Some years ago, IT icon N.R. Narayana Murthy had commented upon the attitude of people who swept just their front doorsteps with nary a bother over whether the garbage was collecting over at their neighbours’ or elsewhere. Murthy’s point was that as long as people’s mindsets didn’t change and garbage wasn’t deposited in the nearest dustbin—which used to exist in Bangalore then—the city would never be clean.
The Infosys man’s comment didn’t go down well with many those days since he had, in a way, exposed the people’s apathy towards the city. And this is true not just for Karnataka but it seems for all of India as well. The “road before my house is clean, the rest is not my concern” mindset is what bugged him, akin to a commonly used Kannada phrase, “Nammage yaake, ennaadru aagli.” Translated loosely, it means: “Why should we be concerned, let anything happen.”
It seems to be this approach that defines the role of Karnataka in what’s come to be called the DA (disproportionate assets) case of Jayaram Jayalalitha, AIADMK chief and former chief minister of Tamil Nadu. Karnataka, unwittingly, landed up with this unwanted baby because the SC transferred the case out after 70 witnesses reversed their statements to the trial court in Tamil Nadu once Jayalalitha returned to power. K. Anbazhagan, the DMK leader whose only assignment appears to be to valiantly counter Jayalalitha on every available legal platform, won his argument before the apex court that justice was being made a mockery of.
At that point of time, Karnataka did not want to even suggest to the SC that it was an inappropriate location keeping in mind the history of the Cauvery dispute and the resultant tensions that have arisen over a century. It did not even want to point out to the apex court that every time Jayalalitha became CM, litigation against Karnataka on the sharing of the Cauvery waters had only increased. Every time she has come to power, a frown has crossed the face of every law minister and law secretary in Karnataka, wary as they are about the extra verve she carries against her home state.
Nevertheless, it accepted the fait accompli, appointed senior advocate B.V. Acharya as the special public prosecutor in consultation with the chief justice of the high court, and let the trial go through its twists and turns. Its problem began when Acharya was forced to throw in the towel during the BJP regime in the state. They appointed Bhavani Singh as the spp just before going out of power as a corrupt government. Six months later, the Congress government withdrew his appointment, leading to the most peculiar aspect of this case: the prosecutor’s removal was questioned by the accused. And she won the case as it was considered a mala fide action by Karnataka.

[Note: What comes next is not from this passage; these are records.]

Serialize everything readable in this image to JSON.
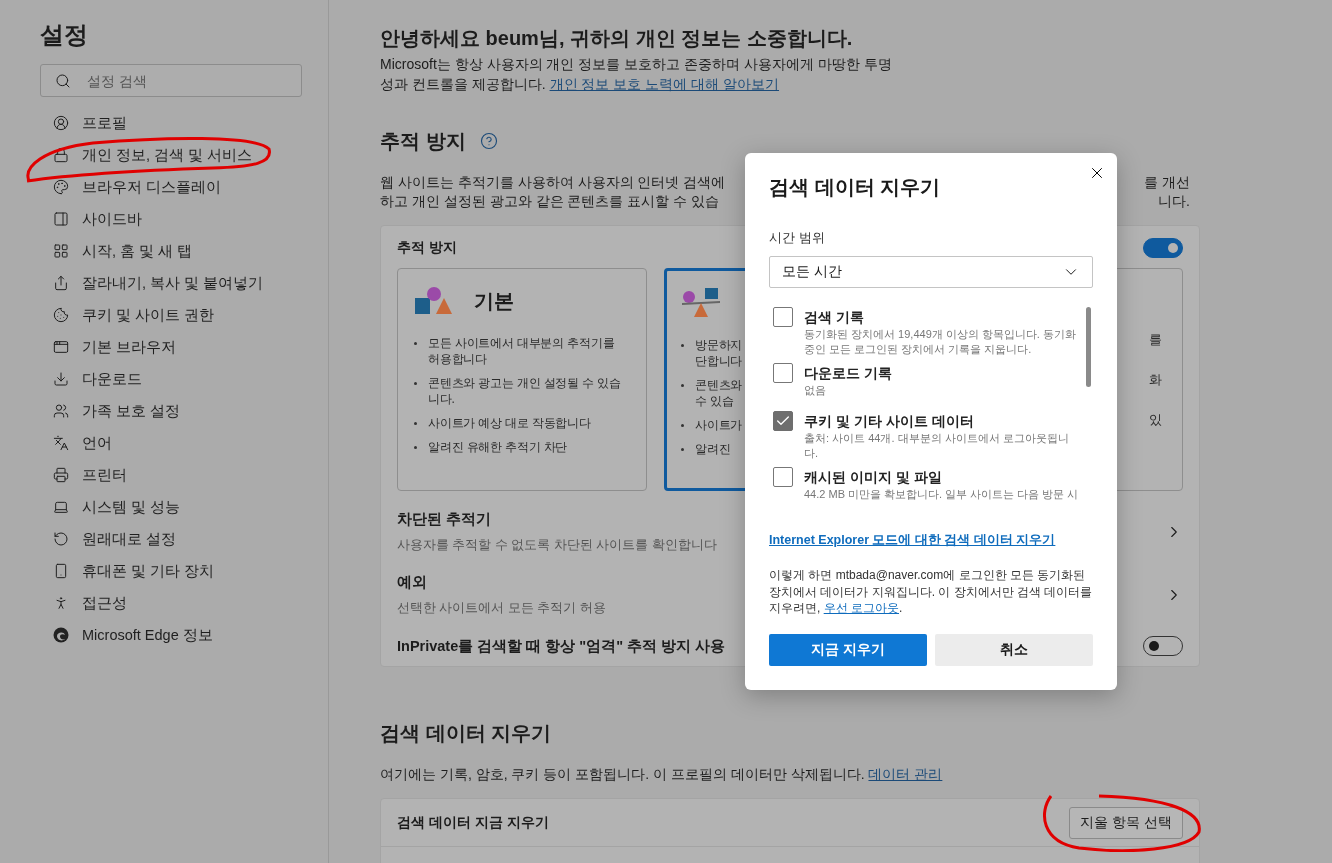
{
  "sidebar": {
    "title": "설정",
    "search": {
      "placeholder": "설정 검색"
    },
    "items": [
      {
        "label": "프로필",
        "circled": false
      },
      {
        "label": "개인 정보, 검색 및 서비스",
        "circled": true
      },
      {
        "label": "브라우저 디스플레이",
        "circled": false
      },
      {
        "label": "사이드바",
        "circled": false
      },
      {
        "label": "시작, 홈 및 새 탭",
        "circled": false
      },
      {
        "label": "잘라내기, 복사 및 붙여넣기",
        "circled": false
      },
      {
        "label": "쿠키 및 사이트 권한",
        "circled": false
      },
      {
        "label": "기본 브라우저",
        "circled": false
      },
      {
        "label": "다운로드",
        "circled": false
      },
      {
        "label": "가족 보호 설정",
        "circled": false
      },
      {
        "label": "언어",
        "circled": false
      },
      {
        "label": "프린터",
        "circled": false
      },
      {
        "label": "시스템 및 성능",
        "circled": false
      },
      {
        "label": "원래대로 설정",
        "circled": false
      },
      {
        "label": "휴대폰 및 기타 장치",
        "circled": false
      },
      {
        "label": "접근성",
        "circled": false
      },
      {
        "label": "Microsoft Edge 정보",
        "circled": false
      }
    ]
  },
  "greeting": {
    "title": "안녕하세요 beum님, 귀하의 개인 정보는 소중합니다.",
    "text": "Microsoft는 항상 사용자의 개인 정보를 보호하고 존중하며 사용자에게 마땅한 투명성과 컨트롤을 제공합니다. ",
    "link": "개인 정보 보호 노력에 대해 알아보기"
  },
  "tracking": {
    "title": "추적 방지",
    "description_left": [
      "웹 사이트는 추적기를 사용하여 사용자의 인터넷 검색에",
      "하고 개인 설정된 광고와 같은 콘텐츠를 표시할 수 있습"
    ],
    "description_right": [
      "를 개선",
      "니다."
    ],
    "card": {
      "title": "추적 방지",
      "on": true,
      "options": [
        {
          "kind": "basic",
          "title": "기본",
          "selected": false,
          "bullets": [
            [
              "모든 사이트에서 대부분의 추적기를",
              "허용합니다"
            ],
            [
              "콘텐츠와 광고는 개인 설정될 수 있습",
              "니다."
            ],
            [
              "사이트가 예상 대로 작동합니다"
            ],
            [
              "알려진 유해한 추적기 차단"
            ]
          ]
        },
        {
          "kind": "balanced",
          "selected": true,
          "bullets": [
            [
              "방문하지",
              "단합니다"
            ],
            [
              "콘텐츠와",
              "수 있습"
            ],
            [
              "사이트가"
            ],
            [
              "알려진"
            ]
          ]
        },
        {
          "kind": "strict",
          "selected": false,
          "fragments": [
            "를",
            "화",
            "있"
          ]
        }
      ],
      "rows": [
        {
          "kind": "link",
          "title": "차단된 추적기",
          "description": "사용자를 추적할 수 없도록 차단된 사이트를 확인합니다"
        },
        {
          "kind": "link",
          "title": "예외",
          "description": "선택한 사이트에서 모든 추적기 허용"
        },
        {
          "kind": "toggle",
          "title": "InPrivate를 검색할 때 항상 \"엄격\" 추적 방지 사용",
          "on": false
        }
      ]
    }
  },
  "clear": {
    "title": "검색 데이터 지우기",
    "text": "여기에는 기록, 암호, 쿠키 등이 포함됩니다. 이 프로필의 데이터만 삭제됩니다. ",
    "link": "데이터 관리",
    "row": {
      "label": "검색 데이터 지금 지우기",
      "button": "지울 항목 선택",
      "circled": true
    }
  },
  "dialog": {
    "title": "검색 데이터 지우기",
    "range_label": "시간 범위",
    "range_value": "모든 시간",
    "items": [
      {
        "title": "검색 기록",
        "description": "동기화된 장치에서 19,449개 이상의 항목입니다. 동기화 중인 모든 로그인된 장치에서 기록을 지웁니다.",
        "checked": false
      },
      {
        "title": "다운로드 기록",
        "description": "없음",
        "checked": false
      },
      {
        "title": "쿠키 및 기타 사이트 데이터",
        "description": "출처: 사이트 44개. 대부분의 사이트에서 로그아웃됩니다.",
        "checked": true
      },
      {
        "title": "캐시된 이미지 및 파일",
        "description": "44.2 MB 미만을 확보합니다. 일부 사이트는 다음 방문 시",
        "checked": false
      }
    ],
    "ie_link": "Internet Explorer 모드에 대한 검색 데이터 지우기",
    "notice": {
      "before": "이렇게 하면 mtbada@naver.com에 로그인한 모든 동기화된 장치에서 데이터가 지워집니다. 이 장치에서만 검색 데이터를 지우려면, ",
      "link": "우선 로그아웃",
      "after": "."
    },
    "buttons": [
      {
        "label": "지금 지우기",
        "kind": "primary"
      },
      {
        "label": "취소",
        "kind": "secondary"
      }
    ]
  }
}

Karnataka could have, very well, appointed another spp in place of Bhavani Singh by following the right procedure. But, just as in the battle over sharing of Cauvery waters, Karnataka took one step forward and jumped two steps back. It did not deem it fit to say that it had the right to decide who the prosecutor should be. It did not realise until recently—and one has this on authority of a senior lawyer who has followed the case closely—that the apex court verdict of 2008 in the Jayendra Saraswati case even existed. That when a case is transferred to another state, the transferee state becomes the prosecutor. Maybe if it was aware of this, it could have pointed out to the apex court in September 2013 that political motives could not be attributed to Karnataka because it had the right to decide the prosecutor in this case. Instead, Karnataka hurriedly shrivelled into a shell and adopted the “why-should-we-get-involved-simply” approach. This, even as Bhavani Singh began to represent cases of the directorate of vigilance and anti-corruption of the AIADMK government in Tamil Nadu. It did not even become a party to the appeal in the appellate court that replaced conviction with acquittal.
Politically, it is well-known that when a politician is in trouble, those unaffected or unconnected to said person normally let things be. There’s always some kind of a part-of-the-brotherhood “oh poor thing” happening. But in this case, there is something more. There is Jayalalitha. So the approach is why must we have anything to do with her. Nobody knows when she will come back to power and what she will do, being the vindictive person she is known to be. It’s better to keep our porch clean so that we are not the cause of any spreading disease. If the disease (of corruption) has to be arrested, it is not our concern. That is the neighbour’s problem. Any wonder then that Karnataka comes across as a state always wavering or unsure of itself.